Boy! Did I learn my lesson after that. I will not spend any significant time with a prospective client until they at least have an idea of my rates. That doesn’t mean I tell them the rates right off the bat (e.g. They send me an email asking what my rates are and then I reply, “My rates are X”). Nor do I post my rates online. It’s not the scope of this blog post to go into why I don’t do this. (I actually already blogged about that too). In essence, there is a way to engage in a prospective client just long enough via email or phone to build up a rapport, then share your rates. If at that point they don’t go running for the hills, move on to the next level of a longer sales meeting.
This List Also Goes to 11
Like my success list, I have an 11th top “ten” mistake for you. It’s another mistake I made early in the business that I’ll never make again.
#11. Making significant changes to any plans you have based on an unpaid contract
Early in the biz I met with a prospect who signed what was a pretty big contract for me at the time. I actually don’t recall if they actually signed a contract or just verbally agreed to a wedding date. In either case, based on their decision, I canceled tickets to a musical my wife and I were scheduled to attend on the same date as the wedding. However, I did this BEFORE I had any kind of payment. Well, you probably already guessed what’s coming. The client eventually changed their mind.
I was really pissed off. Not just at this couple, but at myself for changing big plans before getting any payment. The moral was clear: don’t count your chickens before they’re hatched. For the most part, I don’t make any changes to my personal or professional plans based on a contract until the first retainer is paid. I won’t even do any work on a project until that point. Until the client has “skin in the game,” there IS no game. Capiche?
Whew! There you have it. The top
ten eleven mistakes I’ve made in business over the past ten years. As I move forward into my next ten years, I’m sure I’ll make many more blunders. But I won’t necessarily wait for another ten years to share them with you.

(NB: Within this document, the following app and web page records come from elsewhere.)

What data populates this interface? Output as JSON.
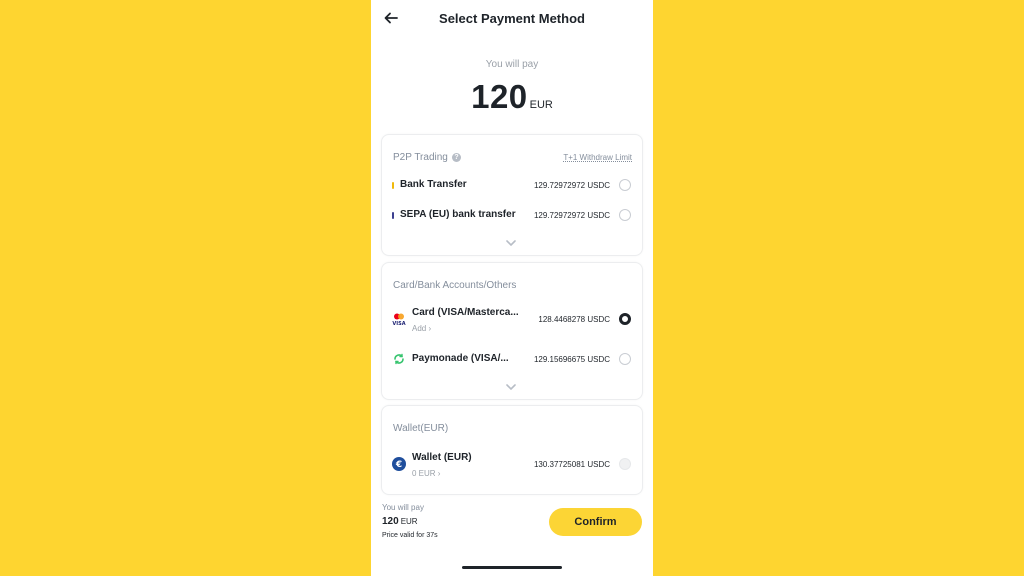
{
  "header": {
    "title": "Select Payment Method",
    "back_icon": "arrow-left-icon"
  },
  "summary": {
    "label": "You will pay",
    "amount": "120",
    "currency": "EUR"
  },
  "p2p": {
    "title": "P2P Trading",
    "help_icon": "question-circle-icon",
    "limit_link": "T+1 Withdraw Limit",
    "items": [
      {
        "label": "Bank Transfer",
        "amount": "129.72972972 USDC",
        "marker_color": "#F0B90B",
        "selected": false
      },
      {
        "label": "SEPA (EU) bank transfer",
        "amount": "129.72972972 USDC",
        "marker_color": "#3C3F8F",
        "selected": false
      }
    ]
  },
  "cards": {
    "title": "Card/Bank Accounts/Others",
    "items": [
      {
        "label": "Card (VISA/Mastercа...",
        "sub": "Add",
        "amount": "128.4468278 USDC",
        "icon": "visa-mastercard-icon",
        "selected": true
      },
      {
        "label": "Paymonade (VISA/...",
        "amount": "129.15696675 USDC",
        "icon": "paymonade-icon",
        "selected": false
      }
    ]
  },
  "wallet": {
    "title": "Wallet(EUR)",
    "items": [
      {
        "label": "Wallet (EUR)",
        "sub": "0 EUR",
        "amount": "130.37725081 USDC",
        "icon": "euro-coin-icon",
        "selected": false,
        "disabled": true
      }
    ]
  },
  "footer": {
    "label": "You will pay",
    "amount": "120",
    "currency": "EUR",
    "validity": "Price valid for 37s",
    "confirm_label": "Confirm"
  },
  "colors": {
    "background": "#FED530",
    "accent": "#FCD535",
    "text": "#1E2329",
    "muted": "#848E9C"
  }
}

Are there any mistakes you’ve made in your business you care to share? Come on. I told you mine.